(DATA LISTING begins)

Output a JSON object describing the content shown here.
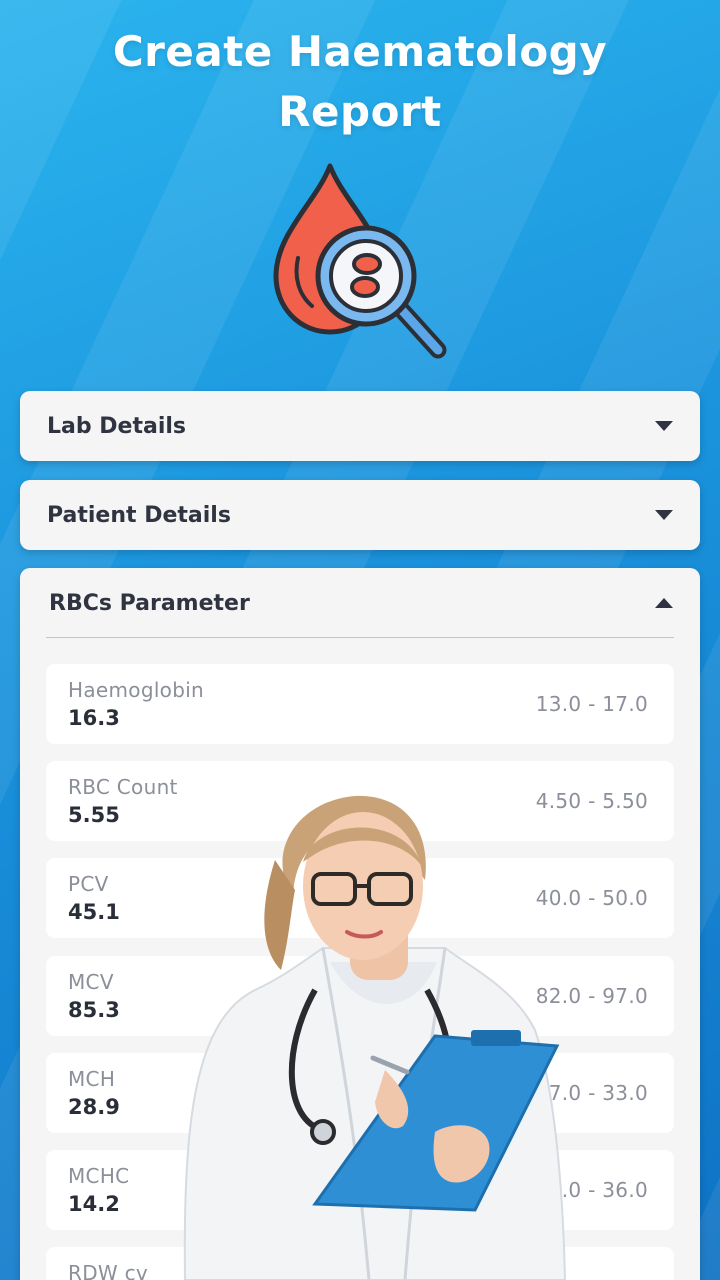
{
  "header": {
    "title_line1": "Create Haematology",
    "title_line2": "Report",
    "hero_icon": "blood-drop-magnifier-icon"
  },
  "sections": {
    "lab": {
      "label": "Lab Details",
      "state": "collapsed"
    },
    "patient": {
      "label": "Patient Details",
      "state": "collapsed"
    },
    "rbc": {
      "label": "RBCs Parameter",
      "state": "expanded"
    }
  },
  "parameters": [
    {
      "name": "Haemoglobin",
      "value": "16.3",
      "range": "13.0 - 17.0"
    },
    {
      "name": "RBC Count",
      "value": "5.55",
      "range": "4.50 - 5.50"
    },
    {
      "name": "PCV",
      "value": "45.1",
      "range": "40.0 - 50.0"
    },
    {
      "name": "MCV",
      "value": "85.3",
      "range": "82.0 - 97.0"
    },
    {
      "name": "MCH",
      "value": "28.9",
      "range": "27.0 - 33.0"
    },
    {
      "name": "MCHC",
      "value": "14.2",
      "range": "32.0 - 36.0"
    },
    {
      "name": "RDW cv",
      "value": "",
      "range": ""
    }
  ],
  "colors": {
    "background": "#1a92dc",
    "card": "#f5f5f6",
    "drop": "#f0604a",
    "magnifier": "#5aa6e8"
  }
}
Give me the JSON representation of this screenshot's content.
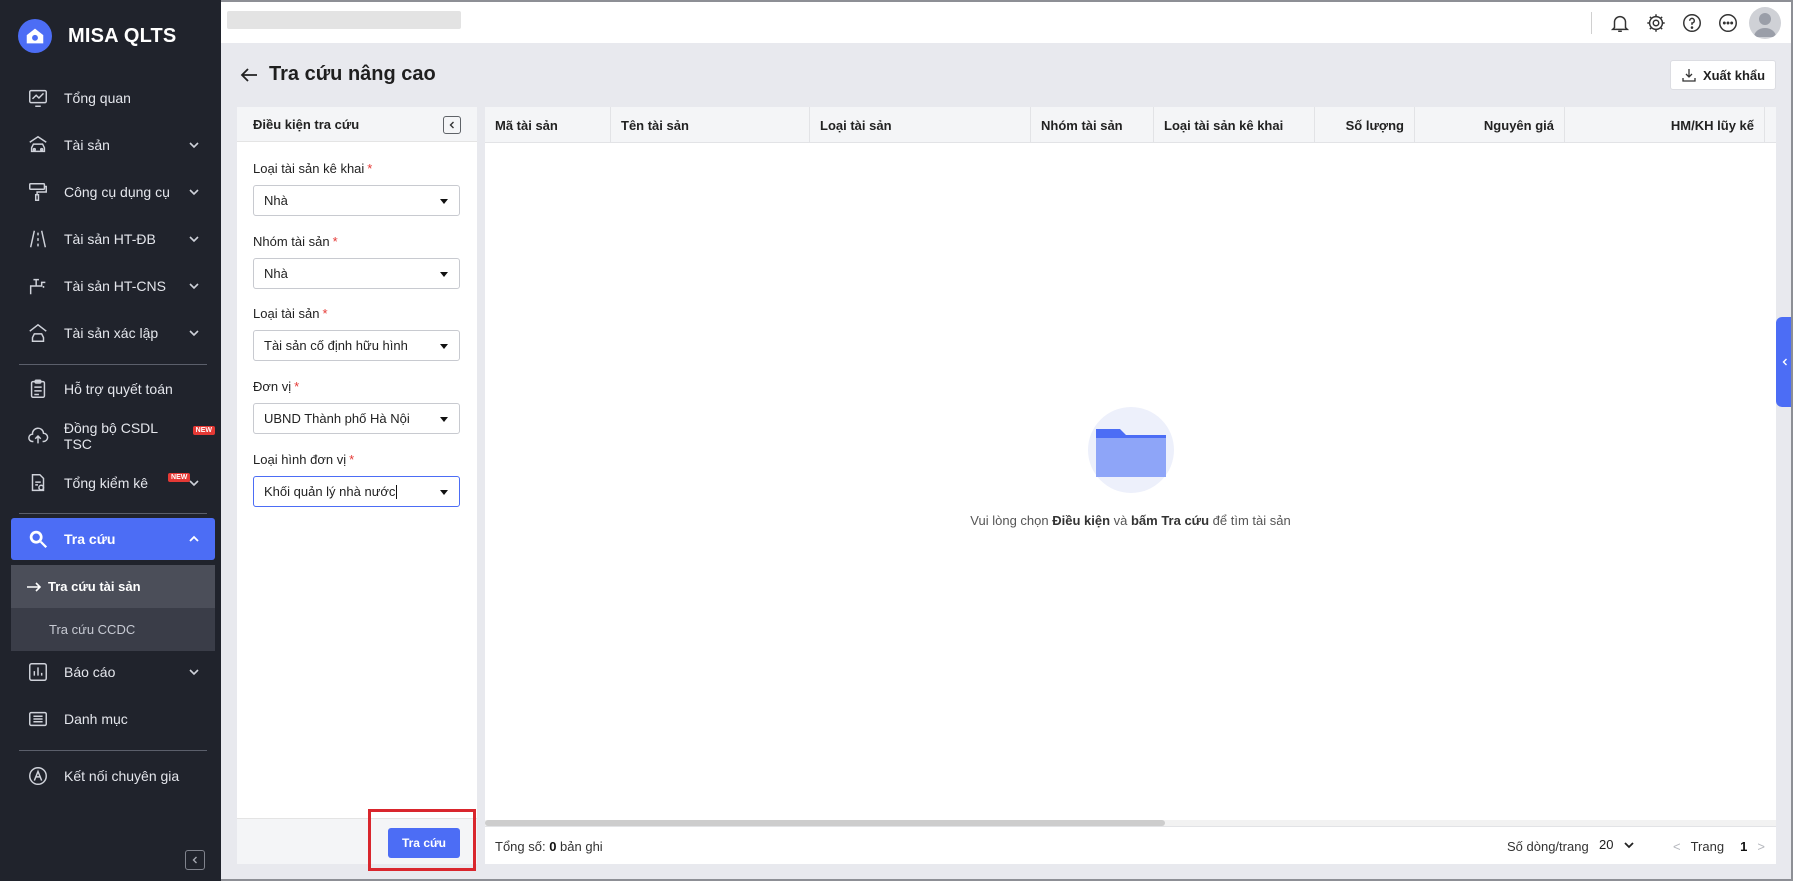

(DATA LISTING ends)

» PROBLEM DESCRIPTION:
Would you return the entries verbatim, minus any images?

» OUTPUT OF THE EXERCISE:
Output a JSON object describing the content shown here.
{
  "header": {
    "title_line1": "Create Haematology",
    "title_line2": "Report",
    "hero_icon": "blood-drop-magnifier-icon"
  },
  "sections": {
    "lab": {
      "label": "Lab Details",
      "state": "collapsed"
    },
    "patient": {
      "label": "Patient Details",
      "state": "collapsed"
    },
    "rbc": {
      "label": "RBCs Parameter",
      "state": "expanded"
    }
  },
  "parameters": [
    {
      "name": "Haemoglobin",
      "value": "16.3",
      "range": "13.0 - 17.0"
    },
    {
      "name": "RBC Count",
      "value": "5.55",
      "range": "4.50 - 5.50"
    },
    {
      "name": "PCV",
      "value": "45.1",
      "range": "40.0 - 50.0"
    },
    {
      "name": "MCV",
      "value": "85.3",
      "range": "82.0 - 97.0"
    },
    {
      "name": "MCH",
      "value": "28.9",
      "range": "27.0 - 33.0"
    },
    {
      "name": "MCHC",
      "value": "14.2",
      "range": "32.0 - 36.0"
    },
    {
      "name": "RDW cv",
      "value": "",
      "range": ""
    }
  ],
  "colors": {
    "background": "#1a92dc",
    "card": "#f5f5f6",
    "drop": "#f0604a",
    "magnifier": "#5aa6e8"
  }
}
Give me the JSON representation of this screenshot's content.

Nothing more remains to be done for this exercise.